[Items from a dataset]

---+---

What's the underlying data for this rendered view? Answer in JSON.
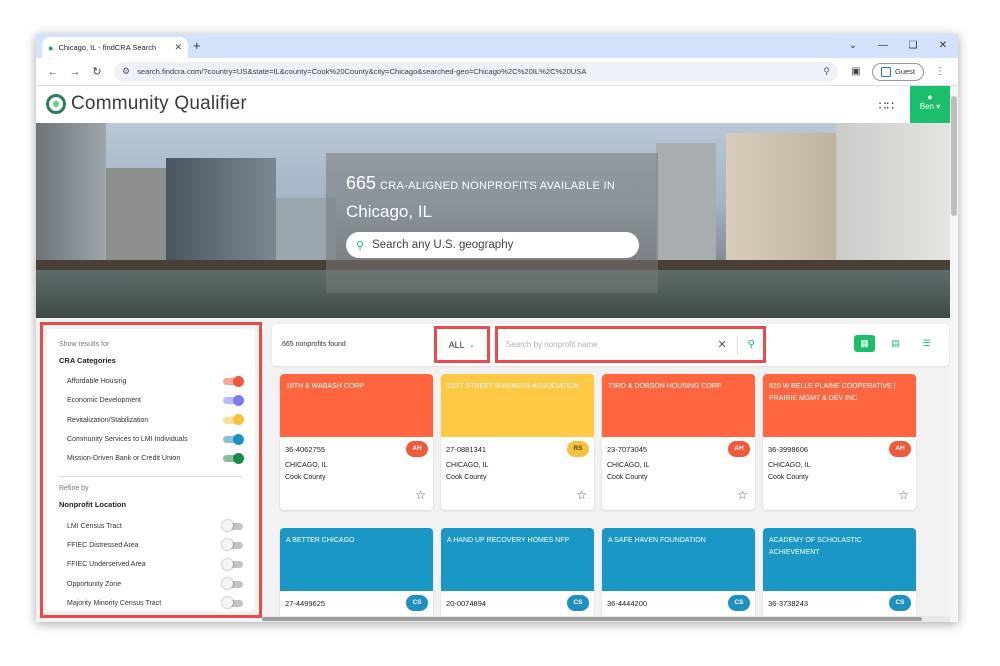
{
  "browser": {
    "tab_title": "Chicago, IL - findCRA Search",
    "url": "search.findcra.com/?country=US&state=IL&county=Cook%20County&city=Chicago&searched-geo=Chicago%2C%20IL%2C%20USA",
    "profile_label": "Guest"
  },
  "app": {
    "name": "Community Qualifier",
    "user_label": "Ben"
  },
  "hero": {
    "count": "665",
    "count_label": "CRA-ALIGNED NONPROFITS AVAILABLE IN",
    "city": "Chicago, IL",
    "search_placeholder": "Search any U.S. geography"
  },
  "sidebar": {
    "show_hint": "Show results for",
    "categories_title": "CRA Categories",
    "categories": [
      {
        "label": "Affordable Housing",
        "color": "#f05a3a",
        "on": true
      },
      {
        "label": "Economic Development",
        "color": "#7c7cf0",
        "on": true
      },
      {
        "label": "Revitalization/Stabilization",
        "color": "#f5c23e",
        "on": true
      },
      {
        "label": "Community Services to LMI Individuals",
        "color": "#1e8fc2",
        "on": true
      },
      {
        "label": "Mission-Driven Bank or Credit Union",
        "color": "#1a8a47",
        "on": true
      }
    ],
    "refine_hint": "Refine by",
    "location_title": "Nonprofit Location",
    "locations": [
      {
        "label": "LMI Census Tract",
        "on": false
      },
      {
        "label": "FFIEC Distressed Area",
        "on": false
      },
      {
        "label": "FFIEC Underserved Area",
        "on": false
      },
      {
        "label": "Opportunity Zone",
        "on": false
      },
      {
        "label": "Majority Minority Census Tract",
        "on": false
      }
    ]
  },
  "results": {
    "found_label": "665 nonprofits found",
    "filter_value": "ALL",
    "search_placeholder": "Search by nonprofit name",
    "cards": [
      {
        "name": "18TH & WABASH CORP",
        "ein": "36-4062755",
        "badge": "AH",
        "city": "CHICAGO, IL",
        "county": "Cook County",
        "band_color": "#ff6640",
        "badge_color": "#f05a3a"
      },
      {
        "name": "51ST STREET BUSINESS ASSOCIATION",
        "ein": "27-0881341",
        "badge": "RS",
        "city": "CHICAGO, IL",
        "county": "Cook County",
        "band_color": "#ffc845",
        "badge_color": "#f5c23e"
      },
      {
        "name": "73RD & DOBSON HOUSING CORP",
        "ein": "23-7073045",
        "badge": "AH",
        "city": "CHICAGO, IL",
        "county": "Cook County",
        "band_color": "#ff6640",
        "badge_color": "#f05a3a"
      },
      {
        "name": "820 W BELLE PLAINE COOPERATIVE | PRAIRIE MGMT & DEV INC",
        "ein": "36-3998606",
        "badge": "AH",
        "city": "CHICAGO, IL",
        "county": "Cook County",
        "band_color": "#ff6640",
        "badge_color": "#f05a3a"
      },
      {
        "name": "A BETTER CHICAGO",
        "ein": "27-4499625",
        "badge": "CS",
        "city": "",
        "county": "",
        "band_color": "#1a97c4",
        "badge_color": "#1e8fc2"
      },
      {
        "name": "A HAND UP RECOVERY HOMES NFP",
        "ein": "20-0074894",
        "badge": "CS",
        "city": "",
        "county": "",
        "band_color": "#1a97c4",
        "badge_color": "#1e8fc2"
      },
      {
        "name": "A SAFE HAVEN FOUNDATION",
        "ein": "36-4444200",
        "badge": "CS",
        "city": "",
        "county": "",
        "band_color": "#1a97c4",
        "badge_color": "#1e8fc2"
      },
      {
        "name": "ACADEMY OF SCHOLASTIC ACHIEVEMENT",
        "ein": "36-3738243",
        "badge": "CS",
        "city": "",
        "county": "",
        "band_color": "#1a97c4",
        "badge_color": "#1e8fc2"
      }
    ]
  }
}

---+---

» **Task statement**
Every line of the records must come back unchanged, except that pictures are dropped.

» **Output for this exercise**
What's the underlying data for this rendered view? Answer in JSON.
{
  "browser": {
    "tab_title": "Chicago, IL - findCRA Search",
    "url": "search.findcra.com/?country=US&state=IL&county=Cook%20County&city=Chicago&searched-geo=Chicago%2C%20IL%2C%20USA",
    "profile_label": "Guest"
  },
  "app": {
    "name": "Community Qualifier",
    "user_label": "Ben"
  },
  "hero": {
    "count": "665",
    "count_label": "CRA-ALIGNED NONPROFITS AVAILABLE IN",
    "city": "Chicago, IL",
    "search_placeholder": "Search any U.S. geography"
  },
  "sidebar": {
    "show_hint": "Show results for",
    "categories_title": "CRA Categories",
    "categories": [
      {
        "label": "Affordable Housing",
        "color": "#f05a3a",
        "on": true
      },
      {
        "label": "Economic Development",
        "color": "#7c7cf0",
        "on": true
      },
      {
        "label": "Revitalization/Stabilization",
        "color": "#f5c23e",
        "on": true
      },
      {
        "label": "Community Services to LMI Individuals",
        "color": "#1e8fc2",
        "on": true
      },
      {
        "label": "Mission-Driven Bank or Credit Union",
        "color": "#1a8a47",
        "on": true
      }
    ],
    "refine_hint": "Refine by",
    "location_title": "Nonprofit Location",
    "locations": [
      {
        "label": "LMI Census Tract",
        "on": false
      },
      {
        "label": "FFIEC Distressed Area",
        "on": false
      },
      {
        "label": "FFIEC Underserved Area",
        "on": false
      },
      {
        "label": "Opportunity Zone",
        "on": false
      },
      {
        "label": "Majority Minority Census Tract",
        "on": false
      }
    ]
  },
  "results": {
    "found_label": "665 nonprofits found",
    "filter_value": "ALL",
    "search_placeholder": "Search by nonprofit name",
    "cards": [
      {
        "name": "18TH & WABASH CORP",
        "ein": "36-4062755",
        "badge": "AH",
        "city": "CHICAGO, IL",
        "county": "Cook County",
        "band_color": "#ff6640",
        "badge_color": "#f05a3a"
      },
      {
        "name": "51ST STREET BUSINESS ASSOCIATION",
        "ein": "27-0881341",
        "badge": "RS",
        "city": "CHICAGO, IL",
        "county": "Cook County",
        "band_color": "#ffc845",
        "badge_color": "#f5c23e"
      },
      {
        "name": "73RD & DOBSON HOUSING CORP",
        "ein": "23-7073045",
        "badge": "AH",
        "city": "CHICAGO, IL",
        "county": "Cook County",
        "band_color": "#ff6640",
        "badge_color": "#f05a3a"
      },
      {
        "name": "820 W BELLE PLAINE COOPERATIVE | PRAIRIE MGMT & DEV INC",
        "ein": "36-3998606",
        "badge": "AH",
        "city": "CHICAGO, IL",
        "county": "Cook County",
        "band_color": "#ff6640",
        "badge_color": "#f05a3a"
      },
      {
        "name": "A BETTER CHICAGO",
        "ein": "27-4499625",
        "badge": "CS",
        "city": "",
        "county": "",
        "band_color": "#1a97c4",
        "badge_color": "#1e8fc2"
      },
      {
        "name": "A HAND UP RECOVERY HOMES NFP",
        "ein": "20-0074894",
        "badge": "CS",
        "city": "",
        "county": "",
        "band_color": "#1a97c4",
        "badge_color": "#1e8fc2"
      },
      {
        "name": "A SAFE HAVEN FOUNDATION",
        "ein": "36-4444200",
        "badge": "CS",
        "city": "",
        "county": "",
        "band_color": "#1a97c4",
        "badge_color": "#1e8fc2"
      },
      {
        "name": "ACADEMY OF SCHOLASTIC ACHIEVEMENT",
        "ein": "36-3738243",
        "badge": "CS",
        "city": "",
        "county": "",
        "band_color": "#1a97c4",
        "badge_color": "#1e8fc2"
      }
    ]
  }
}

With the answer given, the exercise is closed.